ISLAMABAD - Recklessly pursuing money-minting motives at the cost of thousands of consumers, the Petroleum Ministry has directed to ban CNG stations located in residential areas besides declining renewal to 15-year-old CNG stations.

PPP-led government’s ill-conceived vision and policy to put a ban on once robust CNG industry has now entered in the second phase as the Ministry of Petroleum and Natural Resources (MP&NR) has advised the regulatory authority Ogra to close down all those stations that are working in residential areas of the country. Consequently, around 900 stations would be closed with this decision.

Well-placed sources in the MP&NR aware of the development informed TheNation on the condition of anonymity that Advisor to the Prime Minister on Petroleum and Natural Resources Dr Asim Hussain had recently directed the Oil and Gas Regulatory Authority (Ogra) to immediately close down all those CNG stations that were located in residential areas and also cancel their licences.
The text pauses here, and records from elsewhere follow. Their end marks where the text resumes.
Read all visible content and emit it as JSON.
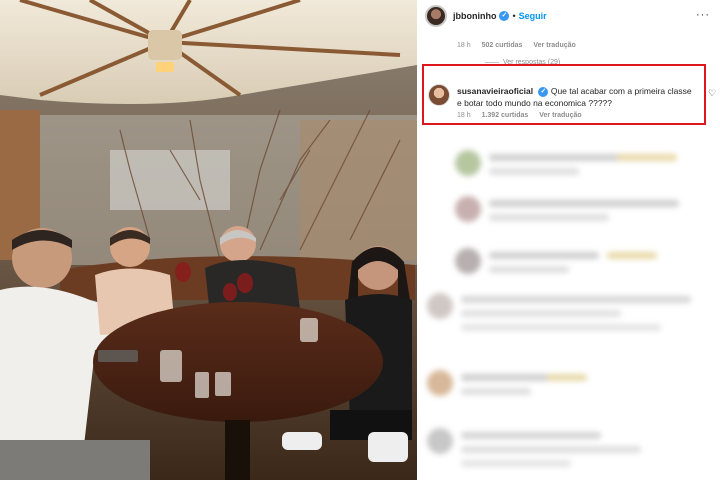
{
  "post": {
    "username": "jbboninho",
    "follow_label": "Seguir",
    "separator": "•",
    "more": "···"
  },
  "first_comment": {
    "time": "18 h",
    "likes": "502 curtidas",
    "translate": "Ver tradução"
  },
  "replies_label": "Ver respostas (29)",
  "highlighted_comment": {
    "username": "susanavieiraoficial",
    "text": "Que tal acabar com a primeira classe e botar todo mundo na economica ?????",
    "time": "18 h",
    "likes": "1.392 curtidas",
    "translate": "Ver tradução",
    "outline_color": "#e0161f"
  },
  "colors": {
    "verified": "#3897f0",
    "follow": "#0095f6"
  },
  "icons": {
    "verified": "verified-badge-icon",
    "like": "heart-icon",
    "more": "more-options-icon"
  }
}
The Advisor had also directed the regulatory authority to avoid further allowing re-sitement to all those which fall under the category of closure.

It was also learnt that Ogra, however, had written a letter to the MP&NR on 13th July to give written directions in this regard for necessary implementation.

Ghias Abdullah Paracha a central leader of CNG association has said that it was not possible. “I think with this move, they wanted to park all vehicles which are on CNG and are forcing the vehicle owners to come on road in protest against the Advisor and the MP&NR policy and vision”, adding, that as petrol and LPG was not available in the country what else they wanted to do with the country and poor countrymen. 

It is worth mentioning here that earlier the MP&NR in a written directive had stopped Ogra from granting extension/renewal in CNG licences of operational stations on their expiry. CNG licences were granted for the period of 15 years with provision of a five-year extension. The government, however, has decided not to grant any extension to manage the shortfall of gas. Further, Asim on July 13 told Senate that due to continuous gas crisis, CNG stations would be closed down in phased manner.

Here, it is a matter of deep concern that in a bid to put a cap on once robust CNG industry the government had refused to renew licence of nearly 300 CNG stations thus paving way for the closure of all CNG outlets in three years’ time. However, many licencees have approached Ogra for grant of renewal in their CNG licences, but Ogra has now held up their cases. Currently 3,337 CNG stations are functioning in the country.

The CNG industry was set up in 1997 in Pakistan. It saw a massive boom due to high petroleum prices during the past decade and 3.5 million commercial and private vehicles were converted to CNG.

But Pakistan started experiencing gas shortfall in 2007, which worsened in the following years forcing government to put an end to CNG industry, which is estimated to be valuing more than Rs15 trillion.

Despite repeated attempts to contact with Dr Asim Hussain to get his stance over the much controversial matter of public interest but all remained in vain.